━━━ EXTRACTED DATA

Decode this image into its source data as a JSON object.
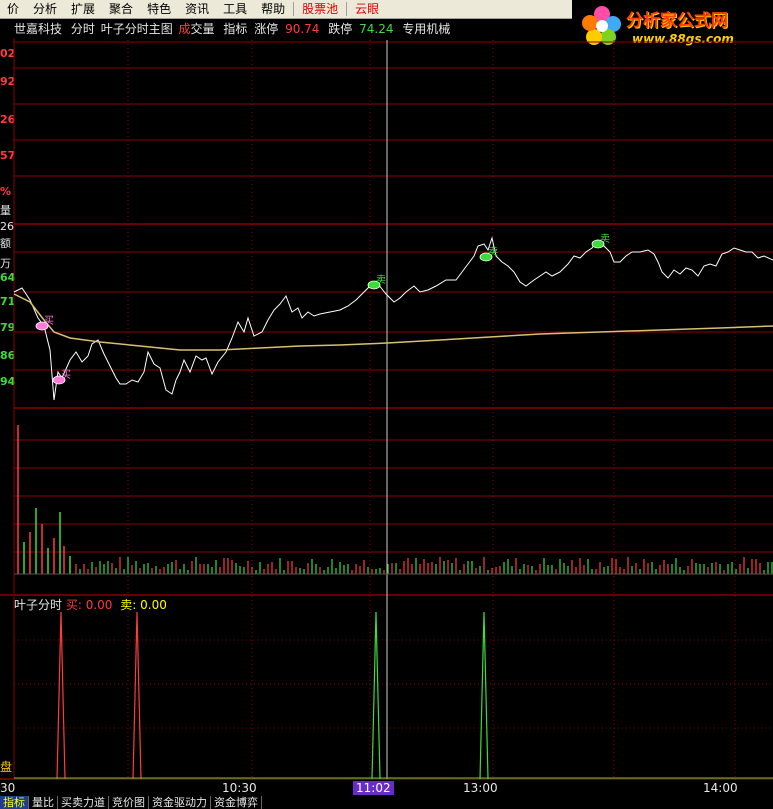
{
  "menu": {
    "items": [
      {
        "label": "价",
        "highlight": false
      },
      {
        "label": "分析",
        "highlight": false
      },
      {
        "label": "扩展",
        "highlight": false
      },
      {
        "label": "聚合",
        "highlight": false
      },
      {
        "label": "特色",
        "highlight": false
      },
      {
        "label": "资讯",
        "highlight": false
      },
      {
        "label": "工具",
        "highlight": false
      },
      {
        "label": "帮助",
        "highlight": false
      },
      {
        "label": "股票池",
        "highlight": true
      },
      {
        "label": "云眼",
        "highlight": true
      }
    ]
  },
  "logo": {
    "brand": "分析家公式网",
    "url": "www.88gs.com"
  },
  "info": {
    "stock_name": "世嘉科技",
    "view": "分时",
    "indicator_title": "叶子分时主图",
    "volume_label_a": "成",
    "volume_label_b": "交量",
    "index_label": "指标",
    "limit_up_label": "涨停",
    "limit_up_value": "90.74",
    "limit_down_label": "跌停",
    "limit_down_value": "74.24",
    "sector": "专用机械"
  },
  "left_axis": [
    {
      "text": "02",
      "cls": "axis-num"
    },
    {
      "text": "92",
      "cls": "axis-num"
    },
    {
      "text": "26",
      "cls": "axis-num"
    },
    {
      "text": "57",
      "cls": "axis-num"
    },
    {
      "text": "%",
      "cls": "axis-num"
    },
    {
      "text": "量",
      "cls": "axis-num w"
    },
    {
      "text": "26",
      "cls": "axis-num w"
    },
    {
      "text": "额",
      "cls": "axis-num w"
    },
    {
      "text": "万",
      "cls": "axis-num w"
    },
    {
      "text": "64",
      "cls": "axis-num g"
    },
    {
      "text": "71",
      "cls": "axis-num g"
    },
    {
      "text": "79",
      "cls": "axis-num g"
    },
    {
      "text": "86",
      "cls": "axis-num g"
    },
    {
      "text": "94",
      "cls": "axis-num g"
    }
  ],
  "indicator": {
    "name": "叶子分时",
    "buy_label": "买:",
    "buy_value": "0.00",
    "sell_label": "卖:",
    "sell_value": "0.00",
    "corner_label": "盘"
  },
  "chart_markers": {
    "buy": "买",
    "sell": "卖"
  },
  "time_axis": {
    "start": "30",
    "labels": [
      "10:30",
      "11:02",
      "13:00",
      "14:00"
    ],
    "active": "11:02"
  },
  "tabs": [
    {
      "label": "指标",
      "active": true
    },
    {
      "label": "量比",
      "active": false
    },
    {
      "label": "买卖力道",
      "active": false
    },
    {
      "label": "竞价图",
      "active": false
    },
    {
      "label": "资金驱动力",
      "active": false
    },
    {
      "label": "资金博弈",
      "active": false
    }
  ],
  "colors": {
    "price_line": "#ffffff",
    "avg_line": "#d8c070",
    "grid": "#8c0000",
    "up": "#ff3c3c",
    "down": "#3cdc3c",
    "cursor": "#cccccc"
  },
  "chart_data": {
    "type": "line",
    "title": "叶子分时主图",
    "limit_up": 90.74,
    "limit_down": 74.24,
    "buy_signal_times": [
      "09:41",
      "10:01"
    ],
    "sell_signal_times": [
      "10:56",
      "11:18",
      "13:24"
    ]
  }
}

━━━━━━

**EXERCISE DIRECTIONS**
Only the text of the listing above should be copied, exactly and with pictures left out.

**ANSWER TO THE PROBLEM**
Decode this image into its source data as a JSON object.
{
  "menu": {
    "items": [
      {
        "label": "价",
        "highlight": false
      },
      {
        "label": "分析",
        "highlight": false
      },
      {
        "label": "扩展",
        "highlight": false
      },
      {
        "label": "聚合",
        "highlight": false
      },
      {
        "label": "特色",
        "highlight": false
      },
      {
        "label": "资讯",
        "highlight": false
      },
      {
        "label": "工具",
        "highlight": false
      },
      {
        "label": "帮助",
        "highlight": false
      },
      {
        "label": "股票池",
        "highlight": true
      },
      {
        "label": "云眼",
        "highlight": true
      }
    ]
  },
  "logo": {
    "brand": "分析家公式网",
    "url": "www.88gs.com"
  },
  "info": {
    "stock_name": "世嘉科技",
    "view": "分时",
    "indicator_title": "叶子分时主图",
    "volume_label_a": "成",
    "volume_label_b": "交量",
    "index_label": "指标",
    "limit_up_label": "涨停",
    "limit_up_value": "90.74",
    "limit_down_label": "跌停",
    "limit_down_value": "74.24",
    "sector": "专用机械"
  },
  "left_axis": [
    {
      "text": "02",
      "cls": "axis-num"
    },
    {
      "text": "92",
      "cls": "axis-num"
    },
    {
      "text": "26",
      "cls": "axis-num"
    },
    {
      "text": "57",
      "cls": "axis-num"
    },
    {
      "text": "%",
      "cls": "axis-num"
    },
    {
      "text": "量",
      "cls": "axis-num w"
    },
    {
      "text": "26",
      "cls": "axis-num w"
    },
    {
      "text": "额",
      "cls": "axis-num w"
    },
    {
      "text": "万",
      "cls": "axis-num w"
    },
    {
      "text": "64",
      "cls": "axis-num g"
    },
    {
      "text": "71",
      "cls": "axis-num g"
    },
    {
      "text": "79",
      "cls": "axis-num g"
    },
    {
      "text": "86",
      "cls": "axis-num g"
    },
    {
      "text": "94",
      "cls": "axis-num g"
    }
  ],
  "indicator": {
    "name": "叶子分时",
    "buy_label": "买:",
    "buy_value": "0.00",
    "sell_label": "卖:",
    "sell_value": "0.00",
    "corner_label": "盘"
  },
  "chart_markers": {
    "buy": "买",
    "sell": "卖"
  },
  "time_axis": {
    "start": "30",
    "labels": [
      "10:30",
      "11:02",
      "13:00",
      "14:00"
    ],
    "active": "11:02"
  },
  "tabs": [
    {
      "label": "指标",
      "active": true
    },
    {
      "label": "量比",
      "active": false
    },
    {
      "label": "买卖力道",
      "active": false
    },
    {
      "label": "竞价图",
      "active": false
    },
    {
      "label": "资金驱动力",
      "active": false
    },
    {
      "label": "资金博弈",
      "active": false
    }
  ],
  "colors": {
    "price_line": "#ffffff",
    "avg_line": "#d8c070",
    "grid": "#8c0000",
    "up": "#ff3c3c",
    "down": "#3cdc3c",
    "cursor": "#cccccc"
  },
  "chart_data": {
    "type": "line",
    "title": "叶子分时主图",
    "limit_up": 90.74,
    "limit_down": 74.24,
    "buy_signal_times": [
      "09:41",
      "10:01"
    ],
    "sell_signal_times": [
      "10:56",
      "11:18",
      "13:24"
    ]
  }
}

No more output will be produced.